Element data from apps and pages

*** Block opens ***

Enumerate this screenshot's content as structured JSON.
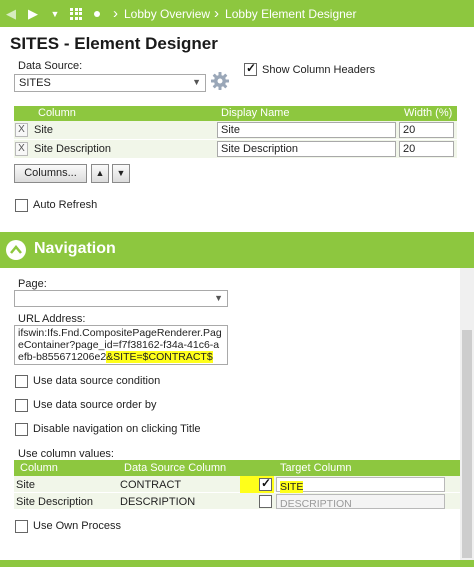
{
  "nav": {
    "breadcrumbs": [
      "Lobby Overview",
      "Lobby Element Designer"
    ]
  },
  "page": {
    "title": "SITES - Element Designer"
  },
  "data_source": {
    "label": "Data Source:",
    "value": "SITES",
    "show_column_headers_label": "Show Column Headers",
    "show_column_headers_checked": true
  },
  "columns_table": {
    "headers": {
      "column": "Column",
      "display_name": "Display Name",
      "width": "Width (%)"
    },
    "rows": [
      {
        "column": "Site",
        "display_name": "Site",
        "width": "20"
      },
      {
        "column": "Site Description",
        "display_name": "Site Description",
        "width": "20"
      }
    ],
    "remove_symbol": "X"
  },
  "columns_button": {
    "label": "Columns...",
    "move_up": "▲",
    "move_down": "▼"
  },
  "auto_refresh": {
    "label": "Auto Refresh",
    "checked": false
  },
  "navigation": {
    "title": "Navigation",
    "page_label": "Page:",
    "page_value": "",
    "url_label": "URL Address:",
    "url_main": "ifswin:Ifs.Fnd.CompositePageRenderer.PageContainer?page_id=f7f38162-f34a-41c6-aefb-b855671206e2",
    "url_highlight": "&SITE=$CONTRACT$",
    "options": [
      {
        "label": "Use data source condition",
        "checked": false
      },
      {
        "label": "Use data source order by",
        "checked": false
      },
      {
        "label": "Disable navigation on clicking Title",
        "checked": false
      }
    ],
    "use_column_values_label": "Use column values:",
    "column_values_table": {
      "headers": {
        "column": "Column",
        "data_source_column": "Data Source Column",
        "target_column": "Target Column"
      },
      "rows": [
        {
          "column": "Site",
          "data_source_column": "CONTRACT",
          "checked": true,
          "target": "SITE"
        },
        {
          "column": "Site Description",
          "data_source_column": "DESCRIPTION",
          "checked": false,
          "target": "DESCRIPTION"
        }
      ]
    },
    "use_own_process": {
      "label": "Use Own Process",
      "checked": false
    }
  },
  "colors": {
    "accent": "#8dc73f",
    "highlight": "#ffff1a"
  }
}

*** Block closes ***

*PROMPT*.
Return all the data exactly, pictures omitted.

*ANSWER*.
Enumerate this screenshot's content as structured JSON.
{
  "nav": {
    "breadcrumbs": [
      "Lobby Overview",
      "Lobby Element Designer"
    ]
  },
  "page": {
    "title": "SITES - Element Designer"
  },
  "data_source": {
    "label": "Data Source:",
    "value": "SITES",
    "show_column_headers_label": "Show Column Headers",
    "show_column_headers_checked": true
  },
  "columns_table": {
    "headers": {
      "column": "Column",
      "display_name": "Display Name",
      "width": "Width (%)"
    },
    "rows": [
      {
        "column": "Site",
        "display_name": "Site",
        "width": "20"
      },
      {
        "column": "Site Description",
        "display_name": "Site Description",
        "width": "20"
      }
    ],
    "remove_symbol": "X"
  },
  "columns_button": {
    "label": "Columns...",
    "move_up": "▲",
    "move_down": "▼"
  },
  "auto_refresh": {
    "label": "Auto Refresh",
    "checked": false
  },
  "navigation": {
    "title": "Navigation",
    "page_label": "Page:",
    "page_value": "",
    "url_label": "URL Address:",
    "url_main": "ifswin:Ifs.Fnd.CompositePageRenderer.PageContainer?page_id=f7f38162-f34a-41c6-aefb-b855671206e2",
    "url_highlight": "&SITE=$CONTRACT$",
    "options": [
      {
        "label": "Use data source condition",
        "checked": false
      },
      {
        "label": "Use data source order by",
        "checked": false
      },
      {
        "label": "Disable navigation on clicking Title",
        "checked": false
      }
    ],
    "use_column_values_label": "Use column values:",
    "column_values_table": {
      "headers": {
        "column": "Column",
        "data_source_column": "Data Source Column",
        "target_column": "Target Column"
      },
      "rows": [
        {
          "column": "Site",
          "data_source_column": "CONTRACT",
          "checked": true,
          "target": "SITE"
        },
        {
          "column": "Site Description",
          "data_source_column": "DESCRIPTION",
          "checked": false,
          "target": "DESCRIPTION"
        }
      ]
    },
    "use_own_process": {
      "label": "Use Own Process",
      "checked": false
    }
  },
  "colors": {
    "accent": "#8dc73f",
    "highlight": "#ffff1a"
  }
}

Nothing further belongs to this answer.